### INSTRUCTIONS TO FOLLOW
Where in the entries below does "icon" appear? Copy every line that has it.

Saved entries:
* * * * *
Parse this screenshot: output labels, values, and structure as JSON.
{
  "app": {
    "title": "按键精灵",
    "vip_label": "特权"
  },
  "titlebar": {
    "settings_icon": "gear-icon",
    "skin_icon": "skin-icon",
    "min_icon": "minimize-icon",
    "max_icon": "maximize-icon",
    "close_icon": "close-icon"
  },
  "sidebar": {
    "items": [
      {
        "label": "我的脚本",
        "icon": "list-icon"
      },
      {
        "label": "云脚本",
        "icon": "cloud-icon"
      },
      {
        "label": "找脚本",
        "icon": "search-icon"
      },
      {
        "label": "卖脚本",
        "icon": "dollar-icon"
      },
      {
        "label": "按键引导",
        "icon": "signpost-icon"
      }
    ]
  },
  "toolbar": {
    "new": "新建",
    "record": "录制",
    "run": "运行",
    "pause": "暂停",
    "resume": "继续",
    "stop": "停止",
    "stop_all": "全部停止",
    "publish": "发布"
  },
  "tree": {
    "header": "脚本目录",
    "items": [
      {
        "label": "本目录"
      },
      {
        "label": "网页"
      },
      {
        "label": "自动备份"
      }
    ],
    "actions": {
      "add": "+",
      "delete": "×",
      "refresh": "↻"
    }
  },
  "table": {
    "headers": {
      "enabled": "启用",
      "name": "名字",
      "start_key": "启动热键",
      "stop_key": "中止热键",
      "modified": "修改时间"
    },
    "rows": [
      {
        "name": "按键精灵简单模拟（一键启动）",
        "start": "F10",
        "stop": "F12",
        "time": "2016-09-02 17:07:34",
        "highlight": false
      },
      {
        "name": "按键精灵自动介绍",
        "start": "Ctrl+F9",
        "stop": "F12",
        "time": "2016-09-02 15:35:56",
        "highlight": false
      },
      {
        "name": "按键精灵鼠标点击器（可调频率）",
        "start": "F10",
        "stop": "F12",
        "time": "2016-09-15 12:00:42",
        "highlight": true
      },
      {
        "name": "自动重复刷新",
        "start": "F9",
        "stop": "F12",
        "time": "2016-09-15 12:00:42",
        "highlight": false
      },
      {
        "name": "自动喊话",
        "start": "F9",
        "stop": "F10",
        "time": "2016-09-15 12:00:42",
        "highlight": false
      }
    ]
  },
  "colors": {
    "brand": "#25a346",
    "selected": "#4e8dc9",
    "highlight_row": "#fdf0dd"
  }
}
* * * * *
### THE COMPLETED TASK
    "settings_icon": "gear-icon",
    "skin_icon": "skin-icon",
    "min_icon": "minimize-icon",
    "max_icon": "maximize-icon",
    "close_icon": "close-icon"
        "icon": "list-icon"
        "icon": "cloud-icon"
        "icon": "search-icon"
        "icon": "dollar-icon"
        "icon": "signpost-icon"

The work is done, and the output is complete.